Data is being captured from a multitude of sources. The Internet of Things (IoT) is delivering data from sensors on all types of assets. Mobile devices are providing valuable information on user behavior. Social media carries a constant stream of new data. There is no shortage of data available and that will continue to grow.

Unlocking data in all of its forms.

There has been a push over the last few years to unlock all of the data that an organization stores. In 2014, Forrester estimated that companies were analyzing only 12% of the data they captured. Unlocking the data that enterprises captured in all of its forms ushered in the Hadoop rush.

Hadoop enabled these organizations to build data lakes, drawing data from multiple sources. It could access data whether it is stored in a relational database management system (RDMS) or a NoSQL database.

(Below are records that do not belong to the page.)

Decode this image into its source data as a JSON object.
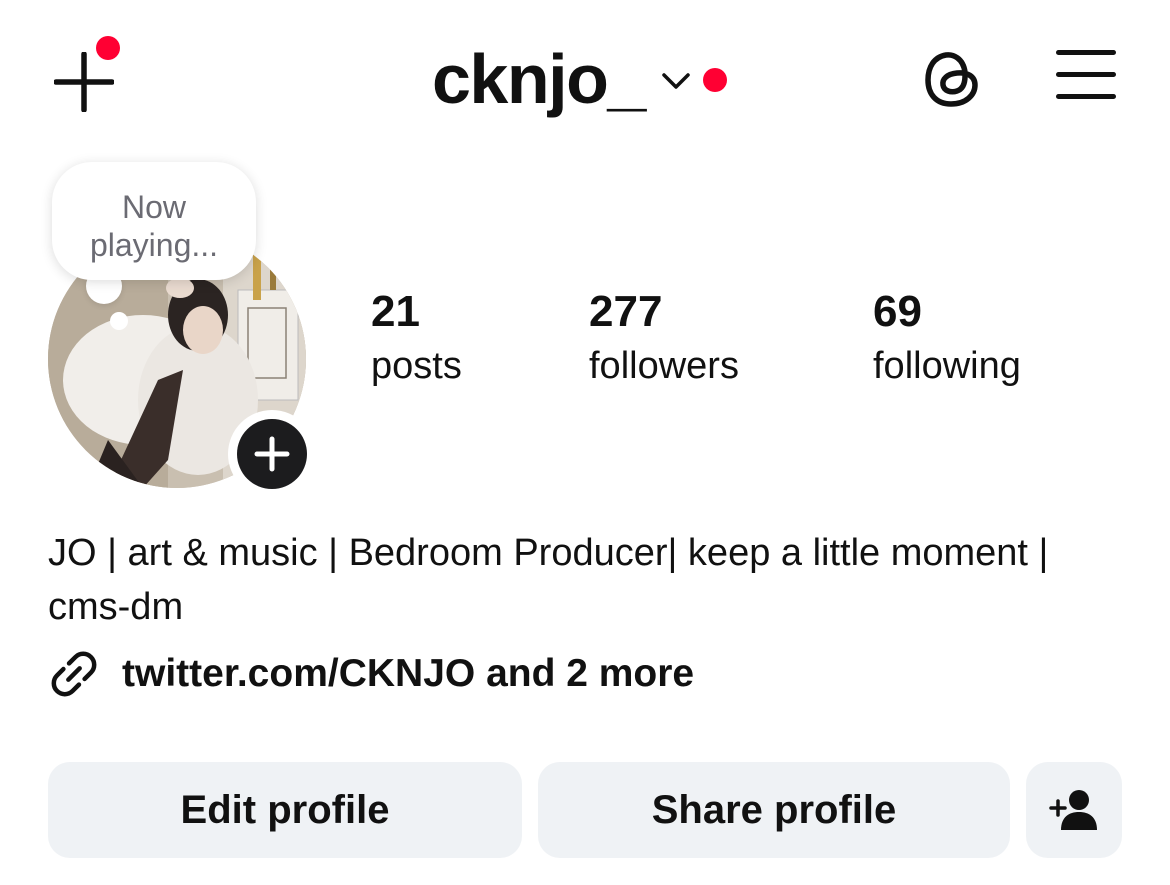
{
  "header": {
    "username": "cknjo_",
    "icons": {
      "new_post": "plus-icon",
      "account_switch": "chevron-down-icon",
      "threads": "threads-icon",
      "menu": "hamburger-menu-icon"
    },
    "notification_color": "#ff0033"
  },
  "note": {
    "text_line1": "Now",
    "text_line2": "playing..."
  },
  "avatar": {
    "add_story_icon": "plus-icon"
  },
  "stats": {
    "posts": {
      "count": "21",
      "label": "posts"
    },
    "followers": {
      "count": "277",
      "label": "followers"
    },
    "following": {
      "count": "69",
      "label": "following"
    }
  },
  "bio": {
    "text": "JO | art & music | Bedroom Producer| keep a little moment | cms-dm",
    "link_icon": "link-icon",
    "link_text": "twitter.com/CKNJO and 2 more"
  },
  "actions": {
    "edit_profile": "Edit profile",
    "share_profile": "Share profile",
    "discover_people_icon": "add-person-icon",
    "button_bg": "#eff2f5"
  }
}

It could be very structured as in an ERP system, or unstructured in the form of tweets and images.

Unlocking pools of data is only the beginning.

What was quickly apparent is that unlocking data is important, it is only the beginning. The value comes from insights gleaned from the data. Real time analytics on the data that an organization can access to make informed, quick decisions delivers this insight. In order to do this, algorithms need to be run on the data.

Building algorithms is a difficult task. Particularly if the data scientist is attempting to build their own algorithms from scratch. We have come accustomed to development platforms and the solution to this data challenge appears to be building data analysis platforms designed to simplify algorithm development. And Spark is quickly emerging as the platform of choice.

Enter Apache Spark.

Apache Spark is an open source engine built specifically for data science. It was founded in 2009 at UC Berkley and now has a community of active developers from over 200 companies. Spark’s growth is because it helps simplify the development of algorithms. Spark can be used on a wide variety of development platforms including Java and Python. It can access data from multiple sources including SQL and NoSQL (Non SQL) databases.

But what makes Spark the natural successor to Hadoop is the speed in which it can analyze data. Analytics applications can run up to 100x faster than MapReduce in memory and 10x faster when run on disk. It is designed for large, scale out data processing.

Who is using Spark?developer_linux.jpg

Apache Spark is having an impact on just about every industry. It is being used at eBay to analyze transactions. NASA is using it to assess climate change. OpenTable is relying on Spark to help it understand customer reviews of the 32,000 restaurants in their network. Apache Spark maintains a list of users on their Powered By page that includes TripAdvisor, Samsung, MediaCrossing, IBM Almaden, and more.

IBM calls this new era of digital knowledge, the insight economy. IBM views Apache Spark and the open source community as critical to delivering the benefits of actionable intelligence. They have developed the first Spark Technology Center to foster development.

To read more about how Apache Spark is fueling free markets in the insight economy, pick up your eBook here.

Written by Steve Erickson